The independent body tasked with overseeing environmental flows to rivers affected by the Snowy Hydro scheme faces the axe this week, to be replaced by a panel handpicked by NSW Minister for Primary Industries Katrina Hodgkinson.

The bill to scrap the Snowy Scientific Committee is expected to be passed in the state’s upper house as soon as Tuesday, with Ms Hodgkinson confident the O’Farrell government has enough votes to override Labor and the Greens opposition.

The committee, which ended its first three-year term in 2011 and had been waiting for its re-appointment ever since, “was never properly resourced” and its members lacked the broader community reach that a new 13-member advisory group will bring, Ms Hodgkinson said.

“One of its key weaknesses was that it was firmly independent of government, which didn’t fit in with other water advisory committees,” Ms Hodgkinson said.

Scientists, including former members of the six-member scientific committee, said the separation from powerful interests such as the giant Snowy Hydro Ltd gave the panel a critical watchdog role that is likely to be lost. Irrigators, Snowy Hydro and government officials from NSW and Victoria are likely to hold sway, they say.

Independence is “the way scientists give you the best advice”, said Sam Lake, an aquatic expert from Monash University, who served on the committee. “To get the answer you want, go to a consultant but don’t go to an independent  panel.”

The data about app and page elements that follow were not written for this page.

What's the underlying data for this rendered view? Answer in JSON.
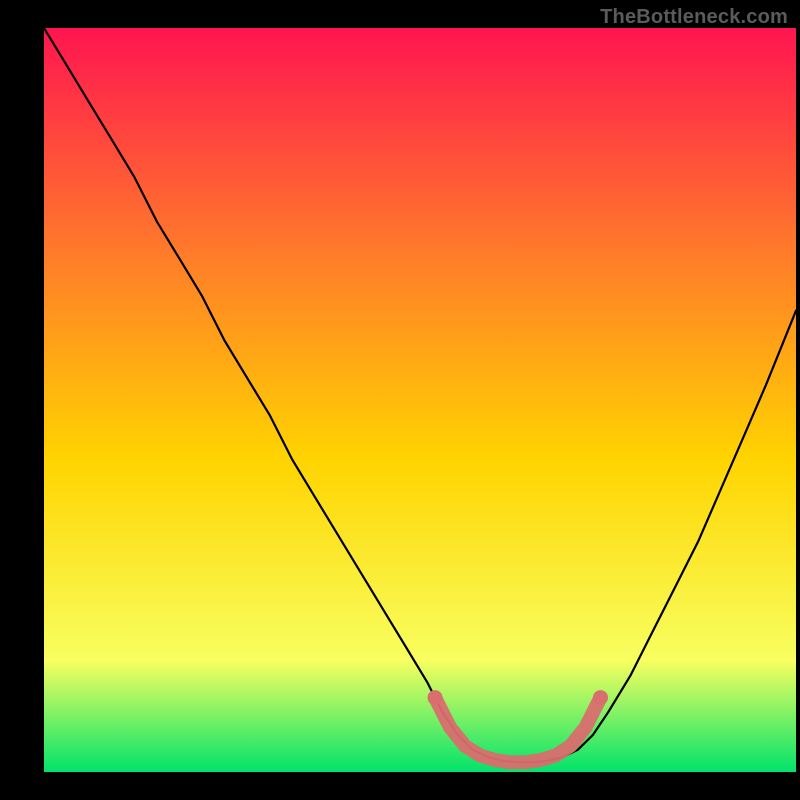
{
  "watermark": "TheBottleneck.com",
  "chart_data": {
    "type": "line",
    "title": "",
    "xlabel": "",
    "ylabel": "",
    "xlim": [
      0,
      100
    ],
    "ylim": [
      0,
      100
    ],
    "grid": false,
    "legend": false,
    "series": [
      {
        "name": "bottleneck-curve",
        "x": [
          0,
          3,
          6,
          9,
          12,
          15,
          18,
          21,
          24,
          27,
          30,
          33,
          36,
          39,
          42,
          45,
          48,
          51,
          53,
          55,
          57,
          59,
          61,
          63,
          65,
          67,
          69,
          71,
          73,
          75,
          78,
          81,
          84,
          87,
          90,
          93,
          96,
          100
        ],
        "y": [
          100,
          95,
          90,
          85,
          80,
          74,
          69,
          64,
          58,
          53,
          48,
          42,
          37,
          32,
          27,
          22,
          17,
          12,
          8,
          5,
          3,
          2,
          1.5,
          1.3,
          1.3,
          1.5,
          2,
          3,
          5,
          8,
          13,
          19,
          25,
          31,
          38,
          45,
          52,
          62
        ]
      },
      {
        "name": "bottom-segment",
        "x": [
          52,
          54,
          56,
          58,
          60,
          62,
          64,
          66,
          68,
          70,
          72,
          74
        ],
        "y": [
          10,
          6,
          3.5,
          2.2,
          1.6,
          1.3,
          1.3,
          1.6,
          2.2,
          3.5,
          6,
          10
        ]
      }
    ],
    "background_gradient": {
      "top": "#ff1550",
      "mid_upper": "#ff7a2a",
      "mid": "#ffd400",
      "mid_lower": "#f8ff60",
      "bottom": "#00e36b"
    },
    "plot_area_left_frac": 0.055,
    "plot_area_right_frac": 0.995,
    "plot_area_top_frac": 0.035,
    "plot_area_bottom_frac": 0.965,
    "bottom_segment_color": "#d96e6e",
    "curve_color": "#000000"
  }
}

Completed in 1967, the Snowy Hydro scheme diverted 99 per cent of the headwaters of the Snowy River and also captured flows of other rivers such as the upper Murrumbidgee.

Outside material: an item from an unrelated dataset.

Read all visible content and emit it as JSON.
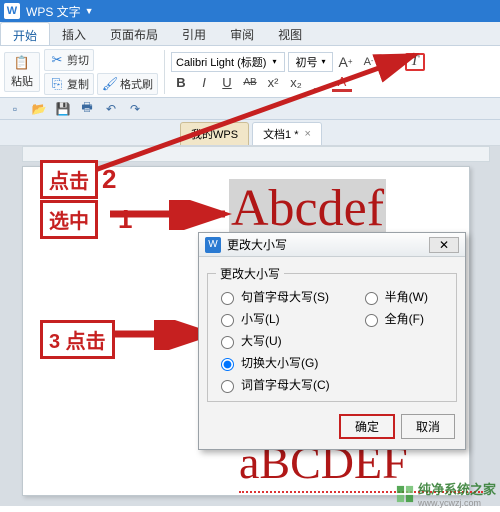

The federal, NSW and Victorian governments agreed in 2002 to return as much as 21 per cent of the average annual natural flows to the Snowy below the Jindabyne dam – with a longer term goal of 28 per cent - to restore its health. The pact set up the Snowy Scientific Committee to oversee the flows.

Acacia Rose, a member of activist group, the Snowy River Alliance, said the hydro scheme ‘‘had cut the Snowy River off at the knees’’. Without independent scientists, the catchment’s needs would be neglected, she said.

Committee members say the panel was starved of funds from the start and even its own website was funded by an anonymous donor. 

“We were never advised of what our budget was, never given any financial statements,” said Jane Roberts, an ecologist and former chair of the committee.

It was only getting started at looking at the flows needed to restore other rivers, such as the Murrumbidgee “when we were sacked”, Professor Lake said.

Teresa Rose, head of a Snowy River monitoring project shut down by the O’Farrell government, said the environmental flows including 190 gigalitres in the 2013-14 year were making a difference: “With the releases I’ve seen the beginning of the recovery of the river – but only the beginning.”

John Kaye, a Greens member of the upper house, said the proposed advisory panel would not hold the governments to account on the adequacy of future environmental flows.

“The previous (Labor) government gambled with the future of a unique environment,” Mr Kaye said. “This government is making it a dead certain loss.”

The Victorian government supports the move of its Coalition counterpart in NSW.

"While valuable work has been done by the Snowy Scientific Committee, it is now timely to move to a broader base of scientific, community and government advice," said a spokeswoman for Water Minister Peter Walsh.